- Your mortgage principal
Your mortgage payments cover the first two (your principal and interest payment), while you’ll typically manage property taxes and homeowner’s insurance premiums through a separate escrow account.
Other expenses to account for include routine maintenance, landscaping, HOA fees, snow removal and appliance repairs. Here’s where Murphy’s Law comes in: what can go wrong, will go wrong.
As a renter, it’s a pain when water pipes burst, the AC goes out or the roof starts leaking, but your landlord has to pay to fix these problems, not you. As a homeowner, you’ll want to have an emergency fund to account for the unexpected. Two of the most common ways to do this are by:
- Putting more of your discretionary income toward a savings account instead of investing it.
- Putting less money down during the home purchase. Just remember, a lower down payment can increase your monthly payment.
3. Learn about down payment options
Putting down 20% is far from a requirement. In fact, approximately 68% of buyers put down less than 20%, and some lenders will allow customers with strong financial profiles to use a variety of low down payment options.
Though generally, if you pay less than 20% of your potential home’s price as a down payment, you’ll need to factor in private mortgage insurance (PMI). So, if you’re going to go the less-than-20% route, it’s a good idea to explore any resources that could help you boost that down payment total. Some city and state governments sponsor down payment assistance programs (often administered as an additional loan with a low interest rate—or sometimes no interest at all).
4. Determine how much house you can afford
Guaranteed Rate’s GRaffordable tool can help you review personalized options —and it will only take as few as 90 seconds. By entering some brief information about yourself, the type of home you want to buy, the estimated purchase price and the amount you’d like to put down, you’ll see loan options tailored to your situation, including a breakdown of the monthly payment.

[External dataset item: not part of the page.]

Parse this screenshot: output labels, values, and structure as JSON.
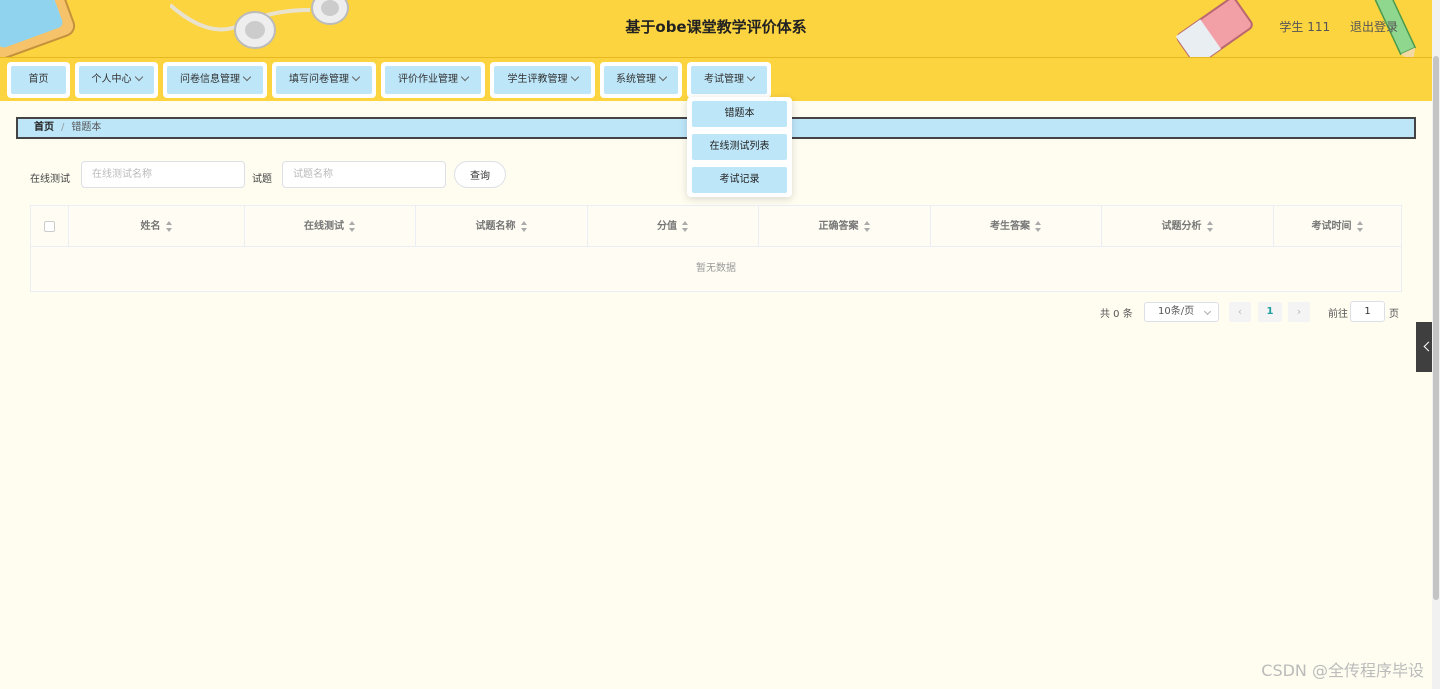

With this information at your fingertips, you’ll feel more confident with your decision of whether or not it’s the time to buy.